Imagine if Saturday’s three London Bridge killers had been British Nationalist party thugs, ramming their car through a Pakistani neighborhood. Would a single decent person have heard the news and immediately said, “Well, this number of dead people is statistically insignificant compared to those that die in car accidents. These punks can’t threaten our society!” Would anyone have asked, “Why are we talking about the killer’s politics? There are thousands of gun murders in America every year and those killers don’t have their politics talked about.” Would they have felt like singing John Lennon’s “Imagine” the next morning to conjure up a vision of a day when people of all political creeds can get along?
We all know the answer.
And yet, even before the victims on London Bridge had stopped bleeding, this was the reaction among society’s best, brightest and most morally self-assured members on social media. The pattern is by now familiar. Even as an Islamic terrorist killer’s proclamations about Allah’s will are still ringing in victims’ ears, these individuals are already declaring that the true danger from the attack is an Islamophobic backlash, and that you’re more likely to die by drowning in your own swimming pool than from a terrorist attack.
Do they know how callous that sounds? Do they not realize that sensible human beings react differently to a car accident than to a murder plot? Or that states and car manufacturers are constantly working to decrease the lethality of driving, while terrorists are constantly trying to improve the lethality of their enterprise?
Terrorist acts have now become “the kind of thing that inevitably flares up and causes some damage before the experts put it out,” according to one media wit.

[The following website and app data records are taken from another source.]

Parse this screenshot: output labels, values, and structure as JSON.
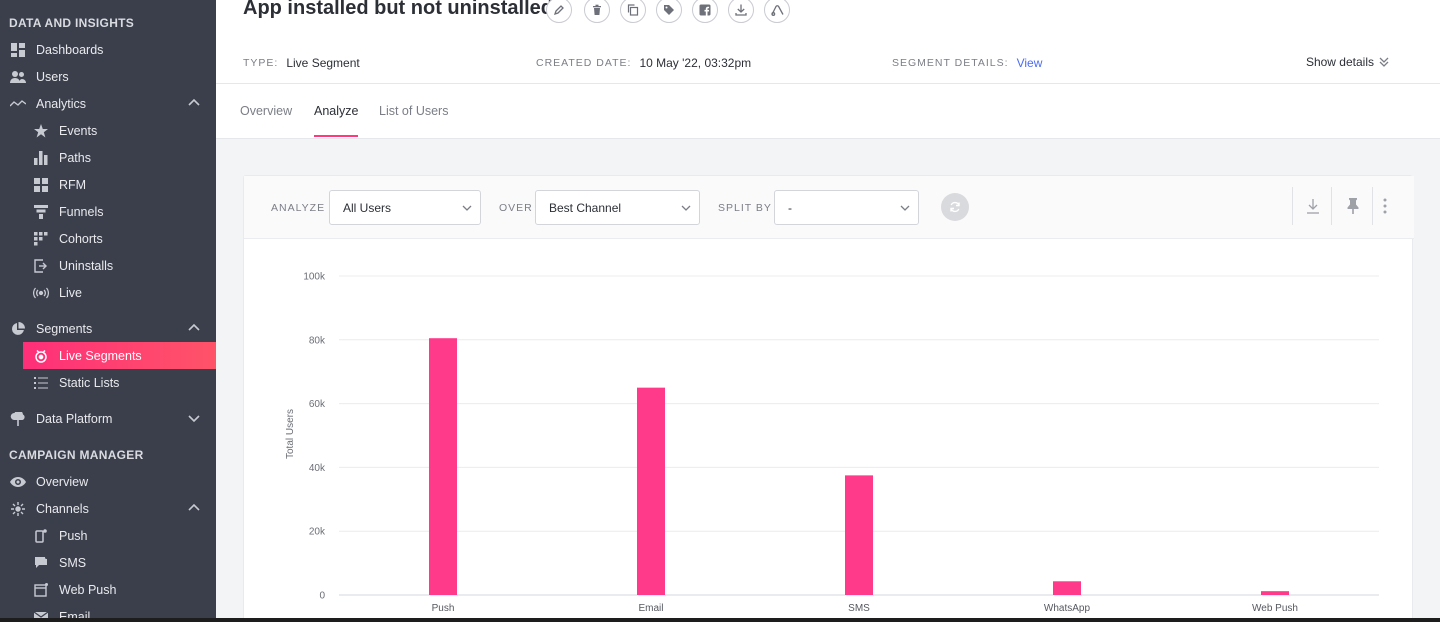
{
  "sidebar": {
    "sections": {
      "data": "DATA AND INSIGHTS",
      "campaign": "CAMPAIGN MANAGER"
    },
    "items": {
      "dashboards": "Dashboards",
      "users": "Users",
      "analytics": "Analytics",
      "events": "Events",
      "paths": "Paths",
      "rfm": "RFM",
      "funnels": "Funnels",
      "cohorts": "Cohorts",
      "uninstalls": "Uninstalls",
      "live": "Live",
      "segments": "Segments",
      "live_segments": "Live Segments",
      "static_lists": "Static Lists",
      "data_platform": "Data Platform",
      "overview": "Overview",
      "channels": "Channels",
      "push": "Push",
      "sms": "SMS",
      "web_push": "Web Push",
      "email": "Email"
    }
  },
  "header": {
    "title": "App installed but not uninstalled",
    "type_label": "TYPE:",
    "type_value": "Live Segment",
    "created_label": "CREATED DATE:",
    "created_value": "10 May '22, 03:32pm",
    "details_label": "SEGMENT DETAILS:",
    "details_link": "View",
    "show_details": "Show details"
  },
  "tabs": [
    "Overview",
    "Analyze",
    "List of Users"
  ],
  "toolbar": {
    "analyze_label": "ANALYZE",
    "analyze_value": "All Users",
    "over_label": "OVER",
    "over_value": "Best Channel",
    "split_label": "SPLIT BY",
    "split_value": "-"
  },
  "colors": {
    "accent": "#ff3a7a",
    "bar": "#ff3a8a",
    "sidebar": "#3b3f4b",
    "link": "#4a6cf7"
  },
  "chart_data": {
    "type": "bar",
    "categories": [
      "Push",
      "Email",
      "SMS",
      "WhatsApp",
      "Web Push"
    ],
    "values": [
      80500,
      65000,
      37500,
      4300,
      1200
    ],
    "ylabel": "Total Users",
    "xlabel": "",
    "ylim": [
      0,
      100000
    ],
    "yticks": [
      "0",
      "20k",
      "40k",
      "60k",
      "80k",
      "100k"
    ],
    "grid": true
  }
}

The reason the subject changes so quickly from the people dying in the street to the potential victims of backlash is obvious. Islamist terror is politically inconvenient for advocates of mass migration from the Islamic world. To talk about it honestly might lead people to notice that the Czech Republic, which doesn’t have mass migration from the Islamic world, also doesn’t have Islamist terror attacks. And because of that, Czechs also typically don’t engage in these self-criticism sessions over Islamophobia.
But there is a deeper reason why so many in the media reach for car accidents and lightning bolts and other disasters that have no moral content. They know that deep down they really don’t share a society with the Islamic extremists. Their fellow citizenship exists only on paper, not as a social reality, and it gives them no authority to speak into that subculture, nor any hope of using their public platforms to reason with its members. They have admitted by this evasion the very fact that they wish no one to acknowledge: that these fellow citizens are alien to us.